|Bookville, coming to a town near you!|
By Lidia Dinkova
Some residents of North Bay Village are worried about sex offenders wandering into town from across a bridge to the west.
North Bay Village is one bridge away from the Shorecrest street camp to which sex offenders report at night — and that proximity concerns a handful of residents of the three-island city.
“It bothers me,” said Eva Exposito, 67. “They are sex offenders. They can bother kids. If I had my grandkids here or they were nearby, I would be up in arms.”
Since the media reported about a month ago that sex offenders had set up camp on a sidewalk along Northeast 79th Street and 10th Avenue, North Bay Village Mayor Connie Leon-Kreps has received about a half-dozen calls from concerned residents who fear that the sex offenders will wander into the city.
|Zombie Sex Offenders Roaming Our Streets!|
The issue of where sex offenders need to be at night, and their living on the street, stems from a Miami-Dade County ordinance that dictates it is illegal for them to live within 2,500 feet of schools. An ordinance prohibits sex offenders from coming into a park where a child or teen younger than 16 years old is present. The only exception is for a sex offender who is the parent or legal guardian of a child in the park. The same rule applies for child-care facilities.
- This is where the are forced, by state laws, to sleep AT NIGHT when most kids should be in bed!
The Miami Herald has reported that there are about 13 sex offenders living at the 79th Street camp, according to the state Department of Corrections. The department has denied that it directs offenders to the site when they are released from prison.
The Shorecrest area is where they have to report at night. But during the day, they can “drive into any community they want to,” said North Bay Village Police Chief Robert Daniels.
To Jean Ferris, 69, the Shorecrest sex offenders’ camp is “unfair” to North Bay Village and Shorecrest residents, as well as to the offenders themselves.
“It’s totally inappropriate for people to be put in that situation, no matter what crime they are convicted of,” said Ferris, of North Bay Village. “It is compromising the families who live nearby with children.”
Ferris has been thinking about selling her North Bay Village home. But she thinks its value would decrease because of its proximity to the 79th Street camp.
“Who is going to want to buy a house that is over the bridge from that?” she said.

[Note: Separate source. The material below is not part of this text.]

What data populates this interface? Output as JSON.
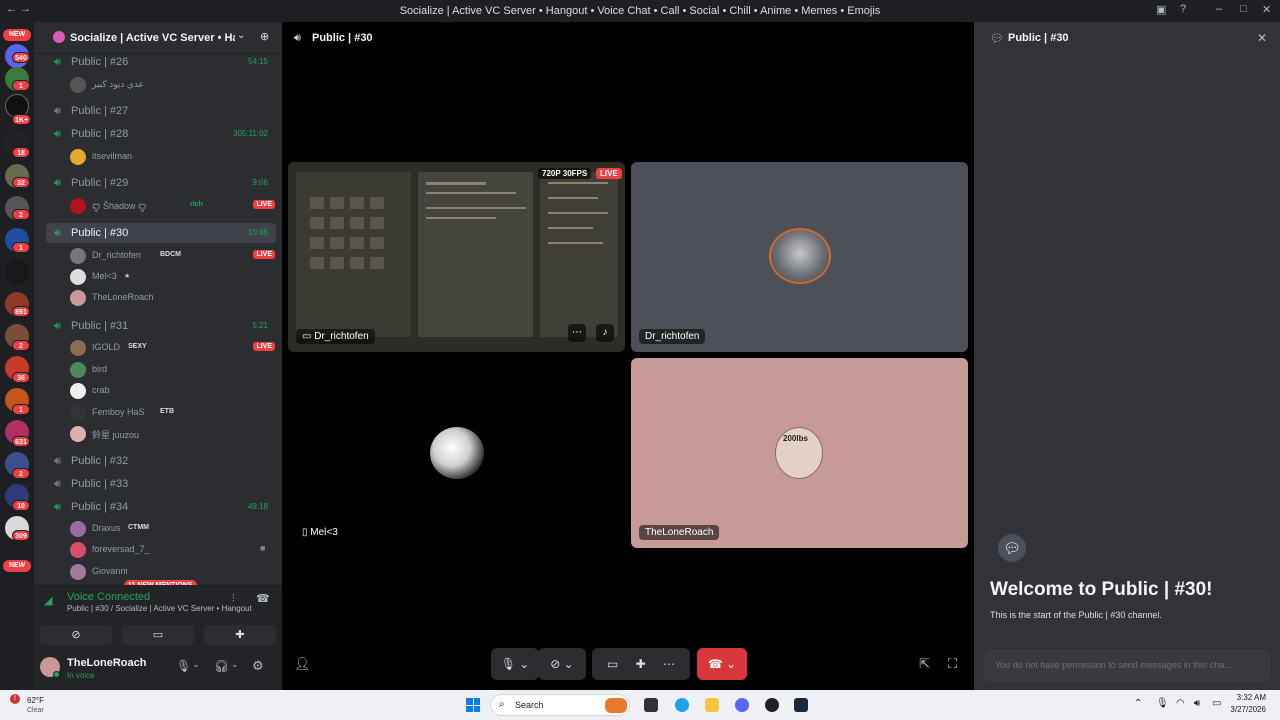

Ann Bakst, 74, of North Bay Village, said the camp does not bother her.
The sex offenders “have paid their debt,” she said. “And they are not even giving them a chance.”
The 79th Street camp resembles a similar one set up about five years ago under the Julia Tuttle Causeway. About 100 men lived there due to county law restrictions. Drawing nationwide criticism, the camp was later disbanded.

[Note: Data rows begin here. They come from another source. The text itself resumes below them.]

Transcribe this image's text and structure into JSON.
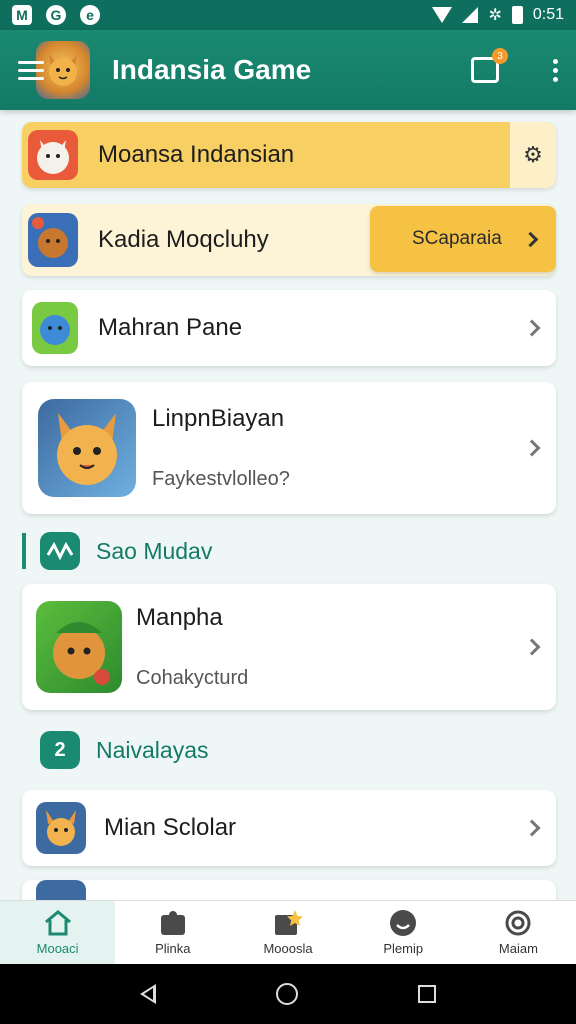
{
  "status_bar": {
    "time": "0:51",
    "left_icons": [
      "gmail-icon",
      "app-icon",
      "app-icon"
    ]
  },
  "app_bar": {
    "title": "Indansia Game",
    "chat_badge_count": "3"
  },
  "cards": [
    {
      "label": "Moansa Indansian"
    },
    {
      "label": "Kadia Moqcluhy",
      "action_label": "SCaparaia"
    },
    {
      "label": "Mahran Pane"
    },
    {
      "title": "LinpnBiayan",
      "subtitle": "Faykestvlolleo?"
    },
    {
      "title": "Manpha",
      "subtitle": "Cohakycturd"
    },
    {
      "label": "Mian Sclolar"
    }
  ],
  "sections": [
    {
      "title": "Sao Mudav",
      "icon": "wave-icon"
    },
    {
      "title": "Naivalayas",
      "icon_text": "2"
    }
  ],
  "bottom_nav": [
    {
      "label": "Mooaci",
      "icon": "home-icon",
      "active": true
    },
    {
      "label": "Plinka",
      "icon": "puzzle-icon",
      "active": false
    },
    {
      "label": "Mooosla",
      "icon": "folder-star-icon",
      "active": false
    },
    {
      "label": "Plemip",
      "icon": "smile-icon",
      "active": false
    },
    {
      "label": "Maiam",
      "icon": "swirl-icon",
      "active": false
    }
  ],
  "colors": {
    "primary": "#1a8a72",
    "highlight": "#f7cf63",
    "accent": "#f5c244"
  }
}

According to Miami Herald archives, the city of Miami will sue the state Department of Corrections in an effort to stop the influx of newly-released-from-prison sex offenders to city streets.
- How ironic! The state passed a law which is 1,000 feet, but THE CITY OF MIAMI are the ones who made that 2,500 feet, and thus caused this problem. So they want to sue the DOC for a law they created? And I noticed on their Facebook, Twitter and YouTube pages, they do not mention anything about the sex offender concentration camps! Wonder why?
In the meantime, there is no clear solution to the problem. The county Homeless Trust has said it would try to find homes for the sex offenders, but it is not prioritizing them over other people in need, The Miami Herald has reported.
“Living on the street in that corner is nonsense,” Ferris said. “They cannot allow this to turn into another Julia Tuttle Causeway. And this is what is setting up to happen."